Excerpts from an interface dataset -
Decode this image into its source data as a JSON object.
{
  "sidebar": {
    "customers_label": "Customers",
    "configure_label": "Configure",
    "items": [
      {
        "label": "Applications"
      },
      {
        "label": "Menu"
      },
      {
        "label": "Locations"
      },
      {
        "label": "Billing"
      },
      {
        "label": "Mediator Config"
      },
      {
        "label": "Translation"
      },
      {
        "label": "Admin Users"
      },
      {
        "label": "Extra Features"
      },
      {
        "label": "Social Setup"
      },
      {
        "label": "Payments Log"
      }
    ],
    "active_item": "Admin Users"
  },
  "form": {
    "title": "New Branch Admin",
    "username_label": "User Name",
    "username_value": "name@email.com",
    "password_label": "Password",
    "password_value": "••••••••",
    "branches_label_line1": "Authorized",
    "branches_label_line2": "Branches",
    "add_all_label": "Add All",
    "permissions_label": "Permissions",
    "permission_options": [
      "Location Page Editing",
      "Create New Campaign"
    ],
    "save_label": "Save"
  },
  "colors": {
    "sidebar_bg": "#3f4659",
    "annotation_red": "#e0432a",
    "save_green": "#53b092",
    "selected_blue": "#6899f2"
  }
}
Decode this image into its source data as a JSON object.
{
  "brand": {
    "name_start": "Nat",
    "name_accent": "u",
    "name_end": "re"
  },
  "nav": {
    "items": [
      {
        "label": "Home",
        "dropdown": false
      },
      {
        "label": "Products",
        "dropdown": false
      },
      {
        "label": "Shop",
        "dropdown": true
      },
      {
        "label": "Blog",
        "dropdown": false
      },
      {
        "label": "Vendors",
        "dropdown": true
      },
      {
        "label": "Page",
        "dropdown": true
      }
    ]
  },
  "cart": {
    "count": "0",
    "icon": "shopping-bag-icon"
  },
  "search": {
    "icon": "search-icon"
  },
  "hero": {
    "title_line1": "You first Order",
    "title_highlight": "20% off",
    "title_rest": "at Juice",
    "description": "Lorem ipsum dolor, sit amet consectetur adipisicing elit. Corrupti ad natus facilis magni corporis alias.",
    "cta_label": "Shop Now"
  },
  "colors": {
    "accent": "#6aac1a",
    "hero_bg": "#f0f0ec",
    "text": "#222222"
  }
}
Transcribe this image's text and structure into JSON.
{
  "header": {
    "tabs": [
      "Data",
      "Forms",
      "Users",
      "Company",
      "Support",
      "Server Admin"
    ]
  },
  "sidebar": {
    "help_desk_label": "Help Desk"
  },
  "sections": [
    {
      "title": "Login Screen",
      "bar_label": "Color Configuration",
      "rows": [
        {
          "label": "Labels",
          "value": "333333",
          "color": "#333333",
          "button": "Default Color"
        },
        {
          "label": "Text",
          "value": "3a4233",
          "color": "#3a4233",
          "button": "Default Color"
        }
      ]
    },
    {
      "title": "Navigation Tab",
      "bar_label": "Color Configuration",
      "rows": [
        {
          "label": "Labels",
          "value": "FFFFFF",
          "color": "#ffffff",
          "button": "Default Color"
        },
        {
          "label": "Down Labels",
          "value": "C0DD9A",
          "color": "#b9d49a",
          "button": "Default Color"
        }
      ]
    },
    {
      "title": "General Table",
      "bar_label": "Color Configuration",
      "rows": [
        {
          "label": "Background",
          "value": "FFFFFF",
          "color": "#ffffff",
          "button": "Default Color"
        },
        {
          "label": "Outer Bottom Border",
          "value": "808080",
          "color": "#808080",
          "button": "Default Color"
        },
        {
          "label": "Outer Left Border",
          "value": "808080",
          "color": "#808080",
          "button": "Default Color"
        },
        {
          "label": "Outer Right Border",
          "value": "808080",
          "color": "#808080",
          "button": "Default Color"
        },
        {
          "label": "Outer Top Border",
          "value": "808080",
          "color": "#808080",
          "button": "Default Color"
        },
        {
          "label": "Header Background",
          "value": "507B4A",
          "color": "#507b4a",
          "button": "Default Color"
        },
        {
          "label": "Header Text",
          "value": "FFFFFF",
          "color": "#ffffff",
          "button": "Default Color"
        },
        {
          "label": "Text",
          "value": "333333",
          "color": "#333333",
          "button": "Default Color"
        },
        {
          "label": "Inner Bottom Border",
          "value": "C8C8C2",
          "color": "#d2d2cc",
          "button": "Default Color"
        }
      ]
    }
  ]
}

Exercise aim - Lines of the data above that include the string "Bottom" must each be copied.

Task response -
          "label": "Outer Bottom Border",
          "label": "Inner Bottom Border",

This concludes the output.